- The Canadian dollar rose by more than 1% after manufacturing PMI data from Ivey disappointed.
- Focus remains on the ongoing negotiations between Saudi Arabia and Russia on oil supplies.
- The US dollar has also been weak across the board as Coronavirus curve starts to flatten.
The Canadian dollar strengthened against the US dollar even after Ivey released weak March manufacturing PMI data. The data showed that manufacturing activity in Canada grew at the slowest pace ever recorded.
Canadian dollar rises against the USD
Canada manufacturing PMI disappoints
According to Ivey, the Canadian manufacturing PMI declined to 26.0 in March. This was lower than February’s expansion of 54.1. Economists polled by Bloomberg were expecting the PMI to decline to 41.0.
The seasonally-adjusted manufacturing employment index declined to 26.8, which was lower than February’s 54.7 while inventories too dropped. The same was the case with supplier deliveries and prices.

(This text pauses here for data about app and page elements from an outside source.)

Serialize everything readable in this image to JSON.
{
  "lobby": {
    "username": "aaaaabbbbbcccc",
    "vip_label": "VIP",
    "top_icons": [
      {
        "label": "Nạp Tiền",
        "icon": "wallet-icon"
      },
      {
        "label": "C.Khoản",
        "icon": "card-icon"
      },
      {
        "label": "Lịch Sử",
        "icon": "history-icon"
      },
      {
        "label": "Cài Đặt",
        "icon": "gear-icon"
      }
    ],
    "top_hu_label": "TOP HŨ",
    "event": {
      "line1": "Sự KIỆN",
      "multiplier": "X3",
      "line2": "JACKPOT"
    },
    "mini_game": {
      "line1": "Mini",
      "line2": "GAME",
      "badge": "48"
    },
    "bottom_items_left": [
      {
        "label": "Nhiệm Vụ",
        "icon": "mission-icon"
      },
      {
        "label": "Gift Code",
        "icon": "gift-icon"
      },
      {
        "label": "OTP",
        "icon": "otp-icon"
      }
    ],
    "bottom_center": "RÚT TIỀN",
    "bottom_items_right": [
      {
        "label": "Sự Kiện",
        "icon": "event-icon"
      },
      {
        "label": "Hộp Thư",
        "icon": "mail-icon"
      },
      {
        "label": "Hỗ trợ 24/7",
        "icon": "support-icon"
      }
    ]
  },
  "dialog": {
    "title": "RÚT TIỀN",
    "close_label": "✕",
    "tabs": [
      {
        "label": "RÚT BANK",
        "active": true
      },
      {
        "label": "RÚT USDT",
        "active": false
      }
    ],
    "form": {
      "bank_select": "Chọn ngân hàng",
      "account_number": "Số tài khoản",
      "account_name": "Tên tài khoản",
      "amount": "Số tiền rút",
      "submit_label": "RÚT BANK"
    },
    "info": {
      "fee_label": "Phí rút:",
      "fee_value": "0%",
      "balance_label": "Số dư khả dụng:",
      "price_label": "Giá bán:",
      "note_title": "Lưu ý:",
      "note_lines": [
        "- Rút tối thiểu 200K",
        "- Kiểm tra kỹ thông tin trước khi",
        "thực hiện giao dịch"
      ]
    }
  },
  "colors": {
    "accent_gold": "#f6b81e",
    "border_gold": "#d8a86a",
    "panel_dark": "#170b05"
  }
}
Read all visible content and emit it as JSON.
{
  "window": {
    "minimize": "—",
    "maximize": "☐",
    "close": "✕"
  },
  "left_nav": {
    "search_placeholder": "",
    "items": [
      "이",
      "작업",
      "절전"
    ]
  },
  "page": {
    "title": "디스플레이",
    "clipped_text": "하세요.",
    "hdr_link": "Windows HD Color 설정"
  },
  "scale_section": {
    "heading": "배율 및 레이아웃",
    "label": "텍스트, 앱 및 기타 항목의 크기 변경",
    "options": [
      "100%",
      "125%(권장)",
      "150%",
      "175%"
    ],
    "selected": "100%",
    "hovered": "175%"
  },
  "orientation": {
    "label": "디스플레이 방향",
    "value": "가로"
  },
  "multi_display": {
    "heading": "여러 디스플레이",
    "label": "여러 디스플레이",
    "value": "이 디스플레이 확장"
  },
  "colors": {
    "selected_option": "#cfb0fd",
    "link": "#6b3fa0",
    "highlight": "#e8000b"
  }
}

These numbers were worse than those released by Markit and RBC Capital Markets. The data showed that the manufacturing PMI dropped to 46.1, which was the lowest level recorded. In the report, Markit attributed the slowdown to the disruptions caused by Coronavirus. In a statement, Tim Moore said:
“Canadian manufacturers reported the steepest downturns in production, new orders and employment for at least nine-and-a-half years in March. Shrinking customer demand was almost exclusively attributed to production stoppages at home and abroad amid emergency public health measures to halt the COVID-19 pandemic.“
Focus shifts to crude oil
Crude oil is part of the reason why the Canadian dollar has risen against the US dollar. As the fourth-biggest supplier, crude oil plays an important role in the Canadian economy. As a result, the country was hit hard when the prices fell by more than 50% in March.
The positive momentum comes at a time when the price of crude oil is recovering. The price of Brent and WTI has risen by more than 30% in the past five days as negotiations on supply cuts intensify. The US has demanded cuts of more than 10 million barrels. This will help ease the oversupply that is in the oil market. Still, it will leave the world oversupplied by more than 2 million barrels a day.
Brent and WTI crude oil rises
The current issues started last month when Russia refused to cut oil production. Saudi Arabia, the de facto leader of OPEC, responded by boosting production and lowering prices. This made crude oil fall by more than 30% in a single day.
The current impasse is that Saudi Arabia has insisted that all oil-producing states must join-in and cut supplies. This includes non-OPEC members like Norway, Canada, and the US. If they don’t, the country, which has the lowest production costs, could keep its tap flowing. Fortunately, there are signs that these countries are doing that. On Friday, Baker Hughes reported that Canada and the US exited the most wells since 2016.
US dollar weakness
The Canadian dollar has also declined partly because of the overall weakness of the US dollar. The dollar index has declined by more than 1% since yesterday. The declines are partly because of the weak nonfarm payrollsand jobless claimsdata that were released last week. Just today, a number by the Bureau of Labor Statistics showed that there were more than 6.9 million job openings in February. This was lower than the previous 7.7 million.
It is also because of the Fed’s policy of open-ended quantitative easing, which has been equated to large-scale printing of money. Most importantly, it is because risks related to Coronavirus have eased a bit.
Canadian dollar technical outlook
In the four-hour chart, the USD/CAD pair has been moving downwards since peaking at 1.4670 on March, 19. Since then, the pair has been making lower lows, and is trading between the 50% and 38.2% Fibonacci Retracement levels. The 25-day and 50-day EMA have made a bearish crossover. This means that the pair may continue moving lower. Still, the pair could see significant volatility as oil negotiations proceed.